In certain areas of the US owned by the Federal government, an individual could have the right to mine on a part of that land by "staking a claim". "Commencement" is the name given to a school (High School or College) graduation ceremony in the US, which includes speeches. It is at the end of school but the start of life outside of school.
July 10, 2019
a - In the US and Canada in the 1800s, there was a lot of land on the western sides of those countries that was unowned according to the governments of those countries.* Those governments allowed people to move from cities on the eastern side and "stake a claim." (Mark an area of land - sometimes by putting sticks ("stakes") into the ground - and then register it with a government office.) Then if those people followed certain rules (usually live or farm there for a certain amount of time), they would get to own the land. "Staking a claim" means that the person started down that path toward land ownership. b) a "switch" is a branch of a tree that you have selected to hit someone with (usually as a form of punishment). "Take a switch to you" means "I'll hit you." c) before we understood how planets and stars and galaxies (&tc.) work, some people had the theory that the earth moves through a substance called "ether." (It doesn't.) "ether" is still used poetically as a synonym for air or a synonym for space. d) when a person is "enheartened" it means that they have a very strong, positive feeling to do something. (Good feelings come from your heart.) e) A "commencement" is the graduation ceremony (usually for a high school or college). "Commencement" means beginning - and graduation is when you begin your post school life. (The ceremony at the beginning of school is often called "convocation.") A "commencement address" is a speech that someone makes during that ceremony. f) "from scratch" means from nothing. If you start "from scratch," it means you have very little or money or supplies. If you cook "from scratch" it means that you start with eggs, flour, raw vegetables, etc. instead of using a mix or something that is already somewhat prepared. ---------------------------------------------- * There were people who lived on and used the land. The governments ignored them.
July 10, 2019
Thank you! This was really helpful!😊 No, I've been reading "Think and grow rich" by Napoleon Hill (old literature). :D
July 11, 2019

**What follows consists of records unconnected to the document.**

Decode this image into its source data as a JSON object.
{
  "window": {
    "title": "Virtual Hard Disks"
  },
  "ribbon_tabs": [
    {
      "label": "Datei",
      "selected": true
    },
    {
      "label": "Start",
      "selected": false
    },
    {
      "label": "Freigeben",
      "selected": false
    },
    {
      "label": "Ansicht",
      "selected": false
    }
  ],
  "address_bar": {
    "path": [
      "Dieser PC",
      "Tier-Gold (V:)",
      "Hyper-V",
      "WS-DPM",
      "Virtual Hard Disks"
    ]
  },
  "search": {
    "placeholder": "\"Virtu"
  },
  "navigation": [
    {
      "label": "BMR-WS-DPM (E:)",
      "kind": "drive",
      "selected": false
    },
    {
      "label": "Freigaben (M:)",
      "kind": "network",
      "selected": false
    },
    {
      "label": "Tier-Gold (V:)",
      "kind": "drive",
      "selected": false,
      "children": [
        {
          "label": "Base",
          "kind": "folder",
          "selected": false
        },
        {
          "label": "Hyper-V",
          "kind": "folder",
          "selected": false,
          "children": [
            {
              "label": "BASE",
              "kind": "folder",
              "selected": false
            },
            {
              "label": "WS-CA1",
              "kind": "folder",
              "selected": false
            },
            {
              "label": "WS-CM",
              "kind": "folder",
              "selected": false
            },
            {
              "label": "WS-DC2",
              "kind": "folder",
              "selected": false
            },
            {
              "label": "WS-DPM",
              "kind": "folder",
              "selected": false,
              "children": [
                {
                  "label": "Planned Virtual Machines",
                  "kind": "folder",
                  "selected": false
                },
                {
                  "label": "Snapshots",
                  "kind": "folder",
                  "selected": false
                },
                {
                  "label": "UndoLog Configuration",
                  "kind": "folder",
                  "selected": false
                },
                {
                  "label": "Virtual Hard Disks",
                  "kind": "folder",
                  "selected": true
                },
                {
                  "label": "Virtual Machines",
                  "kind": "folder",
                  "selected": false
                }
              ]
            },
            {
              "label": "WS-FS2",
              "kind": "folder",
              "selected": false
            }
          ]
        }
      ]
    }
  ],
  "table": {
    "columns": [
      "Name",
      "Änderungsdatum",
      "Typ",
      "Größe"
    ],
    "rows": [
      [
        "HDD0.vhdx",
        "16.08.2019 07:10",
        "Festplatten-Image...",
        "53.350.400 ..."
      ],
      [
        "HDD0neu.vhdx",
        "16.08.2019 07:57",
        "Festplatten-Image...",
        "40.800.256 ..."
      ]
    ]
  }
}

To stake a claim describes an old practice of placing wooden stakes in the ground to mark an area of land you understood you had rights to use/exploit. It especially applied to prospectors who were involved in events like the various gold rushes of the 19th&20th Cs. Your quote suggests he placed his stakes then started digging for gold or something else. Take a switch to you - this is a threat to beat you with a strong thin stick. I think typically they were hazel or birch. It was in previous times a common form of punishment for children. Ether was a hypothetical substance thought to exist through out the universe to explain the propagation of light and other radiation before the understanding of modern electromagnetism. Enheartened is not a term I have ever heard before but it seems to be the opposite to disheartened - to be put off the idea of doing something- therefore to be enhearted would be to feel emboldened. More confident to try. A Commencement speech would be a speech to mark the beginning of something - presumably here of an academic year. To start at scratch - to start from the beginning again. It was once explained to me that it referred to old running races where competitors ran beginning behind a line scratched in the dirt. If there was a false start or other problem they had to return to the line to start again. Whether this is real I'm unsure but it seems plausible. Hope these help you! Robert
July 10, 2019

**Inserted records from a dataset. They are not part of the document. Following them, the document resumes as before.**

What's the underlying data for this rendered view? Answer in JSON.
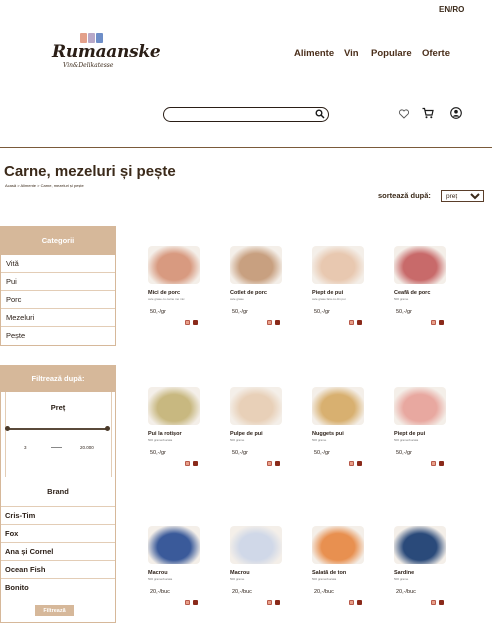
{
  "header": {
    "lang": "EN/RO",
    "logo_text": "Rumaanske",
    "logo_sub": "Vin&Delikatesse",
    "logo_colors": [
      "#e3a08a",
      "#b8a8c8",
      "#6e8ec8"
    ],
    "nav": [
      "Alimente",
      "Vin",
      "Populare",
      "Oferte"
    ],
    "search_placeholder": ""
  },
  "icons": [
    "search-icon",
    "heart-icon",
    "cart-icon",
    "user-icon"
  ],
  "page": {
    "title": "Carne, mezeluri și pește",
    "breadcrumb": "Acasă > Alimente > Carne, mezeluri și pește",
    "sort_label": "sortează după:",
    "sort_value": "preț"
  },
  "categories": {
    "title": "Categorii",
    "items": [
      "Vită",
      "Pui",
      "Porc",
      "Mezeluri",
      "Pește"
    ]
  },
  "filter": {
    "title": "Filtrează după:",
    "price_title": "Preț",
    "price_min": "3",
    "price_max": "20.000",
    "brand_title": "Brand",
    "brands": [
      "Cris-Tim",
      "Fox",
      "Ana și Cornel",
      "Ocean Fish",
      "Bonito"
    ],
    "button": "Filtrează"
  },
  "products": [
    {
      "name": "Mici de porc",
      "sub": "cele grase cu carne mo mic",
      "price": "50,-/gr",
      "color": "#d89a80"
    },
    {
      "name": "Cotlet de porc",
      "sub": "cele grase",
      "price": "50,-/gr",
      "color": "#c8a080"
    },
    {
      "name": "Piept de pui",
      "sub": "cele grase fara os din pui",
      "price": "50,-/gr",
      "color": "#e8c8b0"
    },
    {
      "name": "Ceafă de porc",
      "sub": "500 grame",
      "price": "50,-/gr",
      "color": "#c86a6a"
    },
    {
      "name": "Pui la rotișor",
      "sub": "500 grame/bucata",
      "price": "50,-/gr",
      "color": "#c8b880"
    },
    {
      "name": "Pulpe de pui",
      "sub": "500 grame",
      "price": "50,-/gr",
      "color": "#e8d0b8"
    },
    {
      "name": "Nuggets pui",
      "sub": "500 grame",
      "price": "50,-/gr",
      "color": "#d8b070"
    },
    {
      "name": "Piept de pui",
      "sub": "500 grame/bucata",
      "price": "50,-/gr",
      "color": "#e8a8a0"
    },
    {
      "name": "Macrou",
      "sub": "500 grame/bucata",
      "price": "20,-/buc",
      "color": "#3a5a9a"
    },
    {
      "name": "Macrou",
      "sub": "500 grame",
      "price": "20,-/buc",
      "color": "#d0d8e8"
    },
    {
      "name": "Salată de ton",
      "sub": "500 grame/bucata",
      "price": "20,-/buc",
      "color": "#e89050"
    },
    {
      "name": "Sardine",
      "sub": "500 grame",
      "price": "20,-/buc",
      "color": "#2a4a7a"
    }
  ]
}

Show more
Still haven’t found your answers?
Write down your questions and let the native speakers help you!